• [Task to carry out]: Where a line of the entries holds the string "avatar", copy that line.

• [Recorded data]:

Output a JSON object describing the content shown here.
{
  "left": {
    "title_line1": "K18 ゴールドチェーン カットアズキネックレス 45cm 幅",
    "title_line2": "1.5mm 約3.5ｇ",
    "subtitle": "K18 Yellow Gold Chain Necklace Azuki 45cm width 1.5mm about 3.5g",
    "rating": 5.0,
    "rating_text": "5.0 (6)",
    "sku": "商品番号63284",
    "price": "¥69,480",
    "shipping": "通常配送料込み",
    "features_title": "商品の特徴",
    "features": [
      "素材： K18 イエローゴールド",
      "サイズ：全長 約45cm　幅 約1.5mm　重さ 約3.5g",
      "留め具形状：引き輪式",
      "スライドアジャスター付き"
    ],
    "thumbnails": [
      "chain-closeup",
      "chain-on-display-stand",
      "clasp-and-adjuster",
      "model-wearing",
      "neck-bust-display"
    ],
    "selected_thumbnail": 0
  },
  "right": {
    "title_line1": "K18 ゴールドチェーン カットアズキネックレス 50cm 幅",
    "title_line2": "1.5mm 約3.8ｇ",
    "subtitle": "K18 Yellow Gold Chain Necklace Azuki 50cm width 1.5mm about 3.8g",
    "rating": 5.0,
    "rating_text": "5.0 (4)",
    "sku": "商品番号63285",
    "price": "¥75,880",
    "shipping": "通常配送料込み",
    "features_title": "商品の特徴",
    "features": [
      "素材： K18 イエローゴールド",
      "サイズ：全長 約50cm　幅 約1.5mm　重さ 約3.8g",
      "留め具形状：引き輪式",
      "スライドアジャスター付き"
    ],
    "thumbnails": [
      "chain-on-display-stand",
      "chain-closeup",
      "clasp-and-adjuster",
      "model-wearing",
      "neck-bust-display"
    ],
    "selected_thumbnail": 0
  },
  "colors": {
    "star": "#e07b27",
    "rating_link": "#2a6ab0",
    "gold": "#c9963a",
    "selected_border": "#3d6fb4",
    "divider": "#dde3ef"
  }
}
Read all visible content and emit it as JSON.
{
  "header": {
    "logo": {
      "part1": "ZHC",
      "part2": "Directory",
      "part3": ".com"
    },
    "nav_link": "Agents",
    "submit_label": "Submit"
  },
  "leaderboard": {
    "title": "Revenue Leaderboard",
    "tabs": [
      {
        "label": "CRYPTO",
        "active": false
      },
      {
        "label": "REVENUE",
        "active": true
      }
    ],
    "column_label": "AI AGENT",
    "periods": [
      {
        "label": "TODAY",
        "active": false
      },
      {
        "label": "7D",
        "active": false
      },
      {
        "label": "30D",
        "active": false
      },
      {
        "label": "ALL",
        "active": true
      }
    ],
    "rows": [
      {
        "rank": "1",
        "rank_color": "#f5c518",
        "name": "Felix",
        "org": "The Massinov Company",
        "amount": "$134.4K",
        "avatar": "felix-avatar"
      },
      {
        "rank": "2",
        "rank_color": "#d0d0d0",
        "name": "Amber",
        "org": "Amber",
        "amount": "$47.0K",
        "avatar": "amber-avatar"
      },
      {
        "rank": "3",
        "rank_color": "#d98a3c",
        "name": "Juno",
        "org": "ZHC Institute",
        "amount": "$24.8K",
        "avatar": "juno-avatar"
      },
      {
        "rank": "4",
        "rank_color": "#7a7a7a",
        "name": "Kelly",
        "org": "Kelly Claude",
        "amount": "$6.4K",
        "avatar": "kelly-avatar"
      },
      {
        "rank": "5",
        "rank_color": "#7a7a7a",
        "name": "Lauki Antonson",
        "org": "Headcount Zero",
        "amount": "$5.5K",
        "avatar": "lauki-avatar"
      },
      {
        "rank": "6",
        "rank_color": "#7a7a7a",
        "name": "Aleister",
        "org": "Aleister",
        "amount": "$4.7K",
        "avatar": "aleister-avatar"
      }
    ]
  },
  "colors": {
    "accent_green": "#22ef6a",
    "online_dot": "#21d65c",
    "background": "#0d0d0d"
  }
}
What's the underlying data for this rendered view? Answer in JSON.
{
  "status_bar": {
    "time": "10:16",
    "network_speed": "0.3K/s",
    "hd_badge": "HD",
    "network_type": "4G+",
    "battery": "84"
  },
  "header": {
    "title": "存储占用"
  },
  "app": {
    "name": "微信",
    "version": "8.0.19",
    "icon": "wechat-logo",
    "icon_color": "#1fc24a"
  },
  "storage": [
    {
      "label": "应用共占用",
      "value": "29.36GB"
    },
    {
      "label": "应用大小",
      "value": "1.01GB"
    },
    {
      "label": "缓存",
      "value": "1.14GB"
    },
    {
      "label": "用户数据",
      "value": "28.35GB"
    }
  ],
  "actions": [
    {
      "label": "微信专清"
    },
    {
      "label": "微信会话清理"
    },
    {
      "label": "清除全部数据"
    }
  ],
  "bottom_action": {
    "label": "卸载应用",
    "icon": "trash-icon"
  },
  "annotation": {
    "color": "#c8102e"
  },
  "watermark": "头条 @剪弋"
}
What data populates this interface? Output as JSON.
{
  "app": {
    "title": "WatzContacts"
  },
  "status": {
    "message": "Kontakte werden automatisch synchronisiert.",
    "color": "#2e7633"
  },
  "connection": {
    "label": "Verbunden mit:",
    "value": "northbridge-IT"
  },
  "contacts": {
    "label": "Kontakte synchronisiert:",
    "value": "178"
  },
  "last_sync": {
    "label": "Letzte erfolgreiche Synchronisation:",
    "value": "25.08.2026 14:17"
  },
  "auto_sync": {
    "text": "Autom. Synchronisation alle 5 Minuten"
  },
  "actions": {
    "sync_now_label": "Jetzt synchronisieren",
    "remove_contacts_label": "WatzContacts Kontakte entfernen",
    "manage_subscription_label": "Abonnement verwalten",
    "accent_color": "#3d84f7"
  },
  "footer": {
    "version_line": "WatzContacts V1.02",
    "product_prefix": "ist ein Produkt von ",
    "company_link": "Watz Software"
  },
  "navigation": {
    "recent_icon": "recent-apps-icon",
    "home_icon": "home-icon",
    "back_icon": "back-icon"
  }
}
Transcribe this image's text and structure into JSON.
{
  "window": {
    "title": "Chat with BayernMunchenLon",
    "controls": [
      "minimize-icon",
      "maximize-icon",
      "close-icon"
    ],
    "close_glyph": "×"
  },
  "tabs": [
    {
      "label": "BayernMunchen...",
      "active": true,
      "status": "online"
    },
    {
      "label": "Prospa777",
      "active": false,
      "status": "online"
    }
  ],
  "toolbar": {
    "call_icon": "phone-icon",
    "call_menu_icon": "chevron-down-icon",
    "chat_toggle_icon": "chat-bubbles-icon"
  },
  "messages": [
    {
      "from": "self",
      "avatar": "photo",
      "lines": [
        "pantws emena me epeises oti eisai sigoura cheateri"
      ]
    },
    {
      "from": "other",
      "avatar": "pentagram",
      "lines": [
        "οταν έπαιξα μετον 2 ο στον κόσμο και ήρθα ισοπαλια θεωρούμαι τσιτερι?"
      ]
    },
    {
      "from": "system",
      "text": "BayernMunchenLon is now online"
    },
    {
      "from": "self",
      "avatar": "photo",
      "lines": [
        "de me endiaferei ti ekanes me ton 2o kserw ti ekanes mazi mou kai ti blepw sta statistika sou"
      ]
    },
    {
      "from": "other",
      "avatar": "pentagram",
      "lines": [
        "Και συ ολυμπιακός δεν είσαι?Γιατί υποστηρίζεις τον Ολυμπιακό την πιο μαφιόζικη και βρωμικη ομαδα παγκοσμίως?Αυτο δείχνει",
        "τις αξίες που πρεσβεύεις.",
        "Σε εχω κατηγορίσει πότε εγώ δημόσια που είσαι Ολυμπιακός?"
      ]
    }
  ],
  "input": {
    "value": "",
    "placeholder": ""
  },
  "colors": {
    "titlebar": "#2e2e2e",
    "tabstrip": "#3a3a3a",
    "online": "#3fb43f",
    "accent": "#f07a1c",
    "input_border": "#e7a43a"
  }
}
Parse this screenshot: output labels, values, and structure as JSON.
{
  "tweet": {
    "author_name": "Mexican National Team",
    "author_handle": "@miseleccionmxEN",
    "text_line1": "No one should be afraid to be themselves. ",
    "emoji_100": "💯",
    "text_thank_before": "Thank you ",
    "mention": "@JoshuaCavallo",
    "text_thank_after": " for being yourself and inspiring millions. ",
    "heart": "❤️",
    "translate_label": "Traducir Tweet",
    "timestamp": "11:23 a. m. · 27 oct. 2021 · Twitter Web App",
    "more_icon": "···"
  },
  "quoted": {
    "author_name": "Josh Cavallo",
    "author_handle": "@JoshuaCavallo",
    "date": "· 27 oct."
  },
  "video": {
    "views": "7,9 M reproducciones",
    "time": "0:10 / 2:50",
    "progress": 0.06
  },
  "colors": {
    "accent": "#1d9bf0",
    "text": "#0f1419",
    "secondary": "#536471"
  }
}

• [Output]:
        "avatar": "felix-avatar"
        "avatar": "amber-avatar"
        "avatar": "juno-avatar"
        "avatar": "kelly-avatar"
        "avatar": "lauki-avatar"
        "avatar": "aleister-avatar"
      "avatar": "photo",
      "avatar": "pentagram",
      "avatar": "photo",
      "avatar": "pentagram",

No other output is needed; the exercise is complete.